# Data extracts
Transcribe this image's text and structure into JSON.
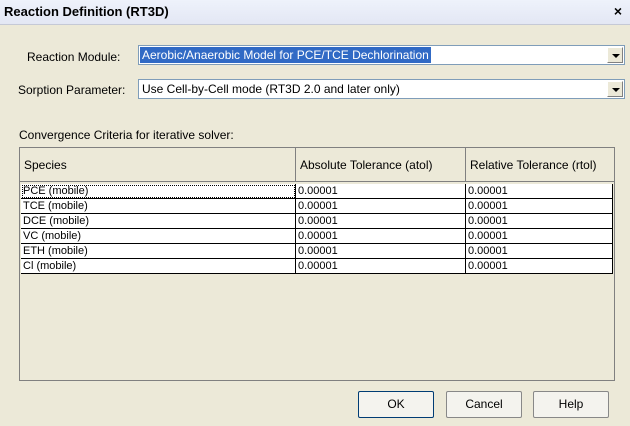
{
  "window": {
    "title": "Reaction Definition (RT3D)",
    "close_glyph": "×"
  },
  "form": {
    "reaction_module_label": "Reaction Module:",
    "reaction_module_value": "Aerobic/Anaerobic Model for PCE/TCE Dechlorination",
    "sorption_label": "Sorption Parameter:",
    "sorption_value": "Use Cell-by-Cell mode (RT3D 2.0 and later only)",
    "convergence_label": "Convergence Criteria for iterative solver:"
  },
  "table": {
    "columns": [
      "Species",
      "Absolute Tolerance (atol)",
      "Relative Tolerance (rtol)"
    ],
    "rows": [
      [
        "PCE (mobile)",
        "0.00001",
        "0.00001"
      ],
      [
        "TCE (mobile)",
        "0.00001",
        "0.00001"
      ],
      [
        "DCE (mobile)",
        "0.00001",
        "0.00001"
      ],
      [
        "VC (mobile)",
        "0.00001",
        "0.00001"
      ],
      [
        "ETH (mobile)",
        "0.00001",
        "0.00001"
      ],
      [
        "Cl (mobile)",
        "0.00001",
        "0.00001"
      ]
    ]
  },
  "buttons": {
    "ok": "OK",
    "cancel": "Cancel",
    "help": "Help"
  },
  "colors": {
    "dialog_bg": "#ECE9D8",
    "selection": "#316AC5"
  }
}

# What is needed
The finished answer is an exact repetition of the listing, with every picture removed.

# Answer to this task
Transcribe this image's text and structure into JSON.
{
  "window": {
    "title": "Reaction Definition (RT3D)",
    "close_glyph": "×"
  },
  "form": {
    "reaction_module_label": "Reaction Module:",
    "reaction_module_value": "Aerobic/Anaerobic Model for PCE/TCE Dechlorination",
    "sorption_label": "Sorption Parameter:",
    "sorption_value": "Use Cell-by-Cell mode (RT3D 2.0 and later only)",
    "convergence_label": "Convergence Criteria for iterative solver:"
  },
  "table": {
    "columns": [
      "Species",
      "Absolute Tolerance (atol)",
      "Relative Tolerance (rtol)"
    ],
    "rows": [
      [
        "PCE (mobile)",
        "0.00001",
        "0.00001"
      ],
      [
        "TCE (mobile)",
        "0.00001",
        "0.00001"
      ],
      [
        "DCE (mobile)",
        "0.00001",
        "0.00001"
      ],
      [
        "VC (mobile)",
        "0.00001",
        "0.00001"
      ],
      [
        "ETH (mobile)",
        "0.00001",
        "0.00001"
      ],
      [
        "Cl (mobile)",
        "0.00001",
        "0.00001"
      ]
    ]
  },
  "buttons": {
    "ok": "OK",
    "cancel": "Cancel",
    "help": "Help"
  },
  "colors": {
    "dialog_bg": "#ECE9D8",
    "selection": "#316AC5"
  }
}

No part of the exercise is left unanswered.